App and web page records:
╔══

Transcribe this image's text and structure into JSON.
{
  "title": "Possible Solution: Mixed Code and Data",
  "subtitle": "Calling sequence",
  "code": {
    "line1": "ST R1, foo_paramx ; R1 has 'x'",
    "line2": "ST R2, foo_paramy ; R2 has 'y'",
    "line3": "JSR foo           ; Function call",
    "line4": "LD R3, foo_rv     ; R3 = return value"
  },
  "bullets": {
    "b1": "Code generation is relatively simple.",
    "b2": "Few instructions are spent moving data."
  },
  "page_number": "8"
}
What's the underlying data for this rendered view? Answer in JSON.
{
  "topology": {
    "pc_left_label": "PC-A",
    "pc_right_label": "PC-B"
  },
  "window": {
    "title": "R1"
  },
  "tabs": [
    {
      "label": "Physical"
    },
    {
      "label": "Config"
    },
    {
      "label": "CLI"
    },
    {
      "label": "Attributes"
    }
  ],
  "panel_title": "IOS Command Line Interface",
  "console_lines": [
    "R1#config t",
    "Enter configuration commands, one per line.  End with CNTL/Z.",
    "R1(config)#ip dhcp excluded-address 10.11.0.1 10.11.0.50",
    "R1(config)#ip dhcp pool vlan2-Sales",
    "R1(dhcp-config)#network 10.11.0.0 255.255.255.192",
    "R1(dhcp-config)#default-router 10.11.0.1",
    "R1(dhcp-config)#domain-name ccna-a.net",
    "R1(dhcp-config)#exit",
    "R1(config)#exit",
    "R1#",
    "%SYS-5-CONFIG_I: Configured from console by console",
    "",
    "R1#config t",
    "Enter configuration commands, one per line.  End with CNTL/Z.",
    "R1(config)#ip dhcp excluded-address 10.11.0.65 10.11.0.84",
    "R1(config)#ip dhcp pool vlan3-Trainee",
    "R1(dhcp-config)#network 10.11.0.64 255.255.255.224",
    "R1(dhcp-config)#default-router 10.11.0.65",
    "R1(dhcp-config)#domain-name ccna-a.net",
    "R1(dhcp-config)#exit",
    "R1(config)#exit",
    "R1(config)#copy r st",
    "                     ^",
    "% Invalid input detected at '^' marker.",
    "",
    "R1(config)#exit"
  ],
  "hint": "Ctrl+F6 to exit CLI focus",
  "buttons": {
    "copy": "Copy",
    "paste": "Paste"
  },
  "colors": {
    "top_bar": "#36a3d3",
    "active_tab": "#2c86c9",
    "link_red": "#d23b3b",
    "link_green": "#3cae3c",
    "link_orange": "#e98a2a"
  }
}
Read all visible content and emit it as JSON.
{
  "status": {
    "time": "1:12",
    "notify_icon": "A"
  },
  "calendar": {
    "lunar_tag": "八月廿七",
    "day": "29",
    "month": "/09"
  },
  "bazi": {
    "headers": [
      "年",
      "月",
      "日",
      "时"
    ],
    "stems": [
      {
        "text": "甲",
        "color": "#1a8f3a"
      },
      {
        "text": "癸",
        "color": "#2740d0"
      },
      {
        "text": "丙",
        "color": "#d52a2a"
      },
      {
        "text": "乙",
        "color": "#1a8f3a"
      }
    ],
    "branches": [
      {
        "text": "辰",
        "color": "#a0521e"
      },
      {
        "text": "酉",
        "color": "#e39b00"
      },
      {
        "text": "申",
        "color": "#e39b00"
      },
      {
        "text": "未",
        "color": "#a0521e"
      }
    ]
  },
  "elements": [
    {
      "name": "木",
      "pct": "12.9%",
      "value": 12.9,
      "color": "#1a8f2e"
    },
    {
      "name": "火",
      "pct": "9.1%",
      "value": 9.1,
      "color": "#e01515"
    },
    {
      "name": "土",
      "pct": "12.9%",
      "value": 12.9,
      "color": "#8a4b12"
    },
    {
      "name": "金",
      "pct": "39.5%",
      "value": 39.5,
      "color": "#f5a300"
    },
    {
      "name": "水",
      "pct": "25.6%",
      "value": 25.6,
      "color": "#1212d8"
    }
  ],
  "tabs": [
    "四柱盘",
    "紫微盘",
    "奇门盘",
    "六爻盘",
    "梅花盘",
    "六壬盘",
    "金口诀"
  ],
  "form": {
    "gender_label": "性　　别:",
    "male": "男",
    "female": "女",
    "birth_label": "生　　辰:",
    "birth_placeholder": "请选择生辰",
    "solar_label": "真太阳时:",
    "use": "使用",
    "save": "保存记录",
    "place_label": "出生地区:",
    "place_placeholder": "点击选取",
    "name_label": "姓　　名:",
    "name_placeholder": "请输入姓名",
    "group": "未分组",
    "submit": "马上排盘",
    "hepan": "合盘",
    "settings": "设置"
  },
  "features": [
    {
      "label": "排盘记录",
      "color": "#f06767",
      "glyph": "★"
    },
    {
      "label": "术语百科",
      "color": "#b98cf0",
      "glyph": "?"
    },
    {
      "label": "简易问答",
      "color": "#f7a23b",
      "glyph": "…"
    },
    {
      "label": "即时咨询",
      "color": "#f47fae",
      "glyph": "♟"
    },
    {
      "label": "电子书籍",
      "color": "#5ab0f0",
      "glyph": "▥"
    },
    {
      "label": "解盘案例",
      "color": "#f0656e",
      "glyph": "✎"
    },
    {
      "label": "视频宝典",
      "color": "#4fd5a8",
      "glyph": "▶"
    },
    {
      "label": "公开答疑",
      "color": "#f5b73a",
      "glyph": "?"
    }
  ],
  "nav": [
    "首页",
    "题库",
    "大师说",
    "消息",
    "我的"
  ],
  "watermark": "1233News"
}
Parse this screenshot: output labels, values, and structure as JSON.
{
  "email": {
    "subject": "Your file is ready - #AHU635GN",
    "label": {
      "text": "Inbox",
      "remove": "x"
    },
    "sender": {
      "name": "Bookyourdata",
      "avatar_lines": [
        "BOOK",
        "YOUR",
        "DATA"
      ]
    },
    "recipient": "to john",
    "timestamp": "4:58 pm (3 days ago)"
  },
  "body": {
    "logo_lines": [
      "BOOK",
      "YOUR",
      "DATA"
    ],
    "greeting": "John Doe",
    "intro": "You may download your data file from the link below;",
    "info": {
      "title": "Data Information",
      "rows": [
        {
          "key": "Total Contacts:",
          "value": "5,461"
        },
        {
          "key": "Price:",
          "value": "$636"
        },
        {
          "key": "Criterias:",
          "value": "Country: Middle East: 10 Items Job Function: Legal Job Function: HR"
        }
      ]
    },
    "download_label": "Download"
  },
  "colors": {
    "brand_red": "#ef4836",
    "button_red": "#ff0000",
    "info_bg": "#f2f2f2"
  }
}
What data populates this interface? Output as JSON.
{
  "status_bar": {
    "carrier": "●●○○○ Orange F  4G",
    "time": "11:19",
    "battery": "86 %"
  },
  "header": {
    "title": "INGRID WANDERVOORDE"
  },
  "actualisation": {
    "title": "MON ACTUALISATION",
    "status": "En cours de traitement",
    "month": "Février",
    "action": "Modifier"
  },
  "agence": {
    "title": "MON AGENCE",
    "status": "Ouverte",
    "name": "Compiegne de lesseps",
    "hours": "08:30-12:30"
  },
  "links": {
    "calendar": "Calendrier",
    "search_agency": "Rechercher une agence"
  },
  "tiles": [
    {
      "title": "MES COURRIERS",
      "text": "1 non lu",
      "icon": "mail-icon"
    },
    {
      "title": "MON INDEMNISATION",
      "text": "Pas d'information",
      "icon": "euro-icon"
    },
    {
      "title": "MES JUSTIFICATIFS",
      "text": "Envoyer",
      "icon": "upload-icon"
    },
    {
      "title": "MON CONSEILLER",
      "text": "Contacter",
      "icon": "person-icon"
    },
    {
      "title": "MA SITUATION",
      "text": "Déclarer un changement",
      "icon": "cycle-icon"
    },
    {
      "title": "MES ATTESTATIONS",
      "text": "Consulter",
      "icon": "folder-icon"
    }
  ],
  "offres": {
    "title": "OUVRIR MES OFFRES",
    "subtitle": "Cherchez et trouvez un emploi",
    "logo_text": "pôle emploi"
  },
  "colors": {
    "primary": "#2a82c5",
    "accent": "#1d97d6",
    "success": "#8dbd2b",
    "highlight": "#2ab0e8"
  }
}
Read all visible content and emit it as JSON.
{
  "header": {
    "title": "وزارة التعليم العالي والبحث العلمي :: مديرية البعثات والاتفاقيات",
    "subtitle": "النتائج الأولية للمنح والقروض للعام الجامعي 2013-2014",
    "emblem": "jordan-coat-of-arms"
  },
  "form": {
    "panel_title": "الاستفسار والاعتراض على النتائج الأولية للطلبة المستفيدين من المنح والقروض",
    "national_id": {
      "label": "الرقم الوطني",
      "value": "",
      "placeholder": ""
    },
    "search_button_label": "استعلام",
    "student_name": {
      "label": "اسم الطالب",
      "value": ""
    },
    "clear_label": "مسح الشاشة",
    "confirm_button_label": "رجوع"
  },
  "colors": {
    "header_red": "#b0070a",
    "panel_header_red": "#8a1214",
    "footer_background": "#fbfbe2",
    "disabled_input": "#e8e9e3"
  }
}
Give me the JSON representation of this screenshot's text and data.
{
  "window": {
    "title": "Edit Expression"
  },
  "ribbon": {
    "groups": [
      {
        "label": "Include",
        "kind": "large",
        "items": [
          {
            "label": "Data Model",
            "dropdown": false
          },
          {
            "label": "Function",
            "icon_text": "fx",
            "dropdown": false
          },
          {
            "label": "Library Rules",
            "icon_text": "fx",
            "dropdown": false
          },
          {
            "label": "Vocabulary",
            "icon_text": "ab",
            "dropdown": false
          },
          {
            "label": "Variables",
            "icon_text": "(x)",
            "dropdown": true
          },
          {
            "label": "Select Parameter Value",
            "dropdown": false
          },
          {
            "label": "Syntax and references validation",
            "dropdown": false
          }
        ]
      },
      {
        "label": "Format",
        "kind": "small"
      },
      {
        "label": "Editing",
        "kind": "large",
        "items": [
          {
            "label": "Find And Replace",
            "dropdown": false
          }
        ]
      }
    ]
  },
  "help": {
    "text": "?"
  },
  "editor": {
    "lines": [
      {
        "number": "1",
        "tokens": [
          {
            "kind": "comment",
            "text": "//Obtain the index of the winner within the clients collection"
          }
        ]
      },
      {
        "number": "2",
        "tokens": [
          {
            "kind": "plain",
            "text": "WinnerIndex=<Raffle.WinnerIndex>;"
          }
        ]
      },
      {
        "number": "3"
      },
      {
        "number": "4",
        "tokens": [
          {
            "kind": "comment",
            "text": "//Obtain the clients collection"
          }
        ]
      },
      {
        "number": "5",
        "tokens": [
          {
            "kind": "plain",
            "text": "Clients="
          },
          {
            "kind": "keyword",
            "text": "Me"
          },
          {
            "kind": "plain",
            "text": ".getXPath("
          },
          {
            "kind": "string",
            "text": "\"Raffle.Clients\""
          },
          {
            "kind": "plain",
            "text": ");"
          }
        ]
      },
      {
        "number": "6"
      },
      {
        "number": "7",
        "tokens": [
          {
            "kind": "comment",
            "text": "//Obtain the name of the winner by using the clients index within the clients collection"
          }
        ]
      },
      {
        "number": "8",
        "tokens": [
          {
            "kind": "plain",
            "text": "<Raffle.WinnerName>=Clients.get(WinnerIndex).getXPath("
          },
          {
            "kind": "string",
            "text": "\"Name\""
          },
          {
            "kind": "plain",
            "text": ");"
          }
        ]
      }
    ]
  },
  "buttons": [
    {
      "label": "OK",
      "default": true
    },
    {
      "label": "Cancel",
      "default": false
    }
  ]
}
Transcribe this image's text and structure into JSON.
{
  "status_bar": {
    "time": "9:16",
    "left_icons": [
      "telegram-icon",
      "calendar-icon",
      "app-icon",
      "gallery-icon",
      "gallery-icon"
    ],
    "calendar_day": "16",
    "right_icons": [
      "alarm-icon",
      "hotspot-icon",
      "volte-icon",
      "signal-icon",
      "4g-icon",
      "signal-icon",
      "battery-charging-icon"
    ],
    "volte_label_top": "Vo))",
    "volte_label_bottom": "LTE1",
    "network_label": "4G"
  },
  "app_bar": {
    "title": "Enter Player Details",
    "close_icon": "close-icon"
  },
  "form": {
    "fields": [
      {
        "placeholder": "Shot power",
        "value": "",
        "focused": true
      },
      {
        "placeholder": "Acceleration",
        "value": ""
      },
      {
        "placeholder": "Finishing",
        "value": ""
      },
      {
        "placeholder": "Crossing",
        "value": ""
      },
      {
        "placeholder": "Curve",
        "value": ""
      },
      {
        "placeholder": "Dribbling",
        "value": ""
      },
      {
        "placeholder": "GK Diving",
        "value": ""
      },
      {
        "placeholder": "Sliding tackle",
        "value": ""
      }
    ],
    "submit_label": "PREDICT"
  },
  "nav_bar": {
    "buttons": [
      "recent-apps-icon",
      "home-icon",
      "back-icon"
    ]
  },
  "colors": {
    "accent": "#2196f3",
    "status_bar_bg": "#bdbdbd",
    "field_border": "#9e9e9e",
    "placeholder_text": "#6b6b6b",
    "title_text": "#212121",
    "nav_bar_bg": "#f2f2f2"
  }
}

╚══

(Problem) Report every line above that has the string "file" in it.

(Answer for this exercise)
    "subject": "Your file is ready - #AHU635GN",
    "intro": "You may download your data file from the link below;",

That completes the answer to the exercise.